Work instructions: The expected output is each line in the data below that includes the string "Account".

□ □ □ □ □

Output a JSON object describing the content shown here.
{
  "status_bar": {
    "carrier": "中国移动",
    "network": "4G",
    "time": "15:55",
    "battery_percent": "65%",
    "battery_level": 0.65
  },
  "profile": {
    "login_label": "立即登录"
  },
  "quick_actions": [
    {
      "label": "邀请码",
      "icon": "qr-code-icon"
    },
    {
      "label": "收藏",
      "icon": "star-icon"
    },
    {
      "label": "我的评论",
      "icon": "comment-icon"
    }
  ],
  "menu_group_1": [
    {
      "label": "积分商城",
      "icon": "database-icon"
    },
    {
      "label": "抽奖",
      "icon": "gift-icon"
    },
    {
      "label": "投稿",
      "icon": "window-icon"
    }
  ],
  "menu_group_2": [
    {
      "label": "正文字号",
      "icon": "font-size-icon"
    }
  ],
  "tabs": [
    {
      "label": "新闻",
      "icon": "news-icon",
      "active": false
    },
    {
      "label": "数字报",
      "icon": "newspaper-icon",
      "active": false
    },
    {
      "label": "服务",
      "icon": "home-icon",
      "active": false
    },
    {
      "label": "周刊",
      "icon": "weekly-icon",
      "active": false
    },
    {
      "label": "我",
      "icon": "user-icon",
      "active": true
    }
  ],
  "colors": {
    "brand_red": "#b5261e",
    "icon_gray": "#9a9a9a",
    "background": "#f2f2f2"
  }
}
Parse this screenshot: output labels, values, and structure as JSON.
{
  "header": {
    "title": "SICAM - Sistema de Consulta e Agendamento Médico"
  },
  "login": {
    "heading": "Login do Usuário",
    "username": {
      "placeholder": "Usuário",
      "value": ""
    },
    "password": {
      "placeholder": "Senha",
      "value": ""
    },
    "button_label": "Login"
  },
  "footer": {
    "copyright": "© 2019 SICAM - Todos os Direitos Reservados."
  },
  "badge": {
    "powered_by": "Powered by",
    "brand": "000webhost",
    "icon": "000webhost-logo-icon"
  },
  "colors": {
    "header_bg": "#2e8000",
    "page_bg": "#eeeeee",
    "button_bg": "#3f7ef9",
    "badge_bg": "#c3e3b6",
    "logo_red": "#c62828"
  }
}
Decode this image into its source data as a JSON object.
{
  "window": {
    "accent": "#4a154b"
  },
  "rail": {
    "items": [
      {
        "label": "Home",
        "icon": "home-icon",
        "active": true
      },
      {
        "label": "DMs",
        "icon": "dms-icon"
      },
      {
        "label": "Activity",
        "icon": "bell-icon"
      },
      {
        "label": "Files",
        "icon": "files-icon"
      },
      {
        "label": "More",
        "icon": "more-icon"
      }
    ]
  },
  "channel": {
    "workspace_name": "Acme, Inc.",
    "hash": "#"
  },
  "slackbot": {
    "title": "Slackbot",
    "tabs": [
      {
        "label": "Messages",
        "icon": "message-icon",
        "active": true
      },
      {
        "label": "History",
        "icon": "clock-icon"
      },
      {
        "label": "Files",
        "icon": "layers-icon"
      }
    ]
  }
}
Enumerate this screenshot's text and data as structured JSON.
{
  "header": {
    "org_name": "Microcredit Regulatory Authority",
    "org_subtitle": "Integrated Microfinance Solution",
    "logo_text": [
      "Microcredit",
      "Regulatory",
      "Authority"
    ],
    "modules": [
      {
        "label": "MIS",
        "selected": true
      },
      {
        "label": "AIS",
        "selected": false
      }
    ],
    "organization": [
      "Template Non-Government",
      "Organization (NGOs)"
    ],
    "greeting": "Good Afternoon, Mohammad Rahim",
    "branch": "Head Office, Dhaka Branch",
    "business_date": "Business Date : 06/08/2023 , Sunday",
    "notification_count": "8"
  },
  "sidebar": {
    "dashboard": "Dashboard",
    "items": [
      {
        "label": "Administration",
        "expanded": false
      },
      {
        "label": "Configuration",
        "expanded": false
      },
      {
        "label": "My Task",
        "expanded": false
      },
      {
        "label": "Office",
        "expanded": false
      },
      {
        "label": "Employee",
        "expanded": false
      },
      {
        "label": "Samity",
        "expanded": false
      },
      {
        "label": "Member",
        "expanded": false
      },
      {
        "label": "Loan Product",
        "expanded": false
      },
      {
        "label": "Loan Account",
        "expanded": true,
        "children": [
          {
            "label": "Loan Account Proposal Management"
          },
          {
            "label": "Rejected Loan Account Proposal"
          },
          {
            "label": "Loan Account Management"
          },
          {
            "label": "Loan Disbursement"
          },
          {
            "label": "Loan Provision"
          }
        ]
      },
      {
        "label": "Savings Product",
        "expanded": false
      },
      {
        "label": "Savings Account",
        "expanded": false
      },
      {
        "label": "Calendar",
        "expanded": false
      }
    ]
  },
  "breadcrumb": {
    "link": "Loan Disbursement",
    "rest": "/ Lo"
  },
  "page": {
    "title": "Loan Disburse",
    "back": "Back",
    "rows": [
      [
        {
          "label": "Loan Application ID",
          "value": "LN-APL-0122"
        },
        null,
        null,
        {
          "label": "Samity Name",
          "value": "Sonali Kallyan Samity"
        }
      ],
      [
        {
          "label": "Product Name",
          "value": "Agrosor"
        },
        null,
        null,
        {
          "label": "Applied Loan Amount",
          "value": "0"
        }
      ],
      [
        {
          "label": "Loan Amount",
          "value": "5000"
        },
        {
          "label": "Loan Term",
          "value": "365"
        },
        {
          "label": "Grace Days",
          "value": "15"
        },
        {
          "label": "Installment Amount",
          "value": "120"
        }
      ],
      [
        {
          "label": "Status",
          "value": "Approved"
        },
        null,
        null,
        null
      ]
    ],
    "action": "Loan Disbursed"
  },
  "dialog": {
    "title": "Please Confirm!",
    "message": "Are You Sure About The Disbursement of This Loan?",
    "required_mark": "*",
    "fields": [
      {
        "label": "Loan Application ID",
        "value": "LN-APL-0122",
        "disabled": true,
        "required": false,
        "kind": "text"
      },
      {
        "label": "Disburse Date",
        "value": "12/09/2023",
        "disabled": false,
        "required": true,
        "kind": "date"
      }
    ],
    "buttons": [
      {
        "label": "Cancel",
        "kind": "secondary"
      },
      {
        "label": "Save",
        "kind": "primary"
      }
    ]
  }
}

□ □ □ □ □

Answer area:
        "label": "Loan Account",
            "label": "Loan Account Proposal Management"
            "label": "Rejected Loan Account Proposal"
            "label": "Loan Account Management"
        "label": "Savings Account",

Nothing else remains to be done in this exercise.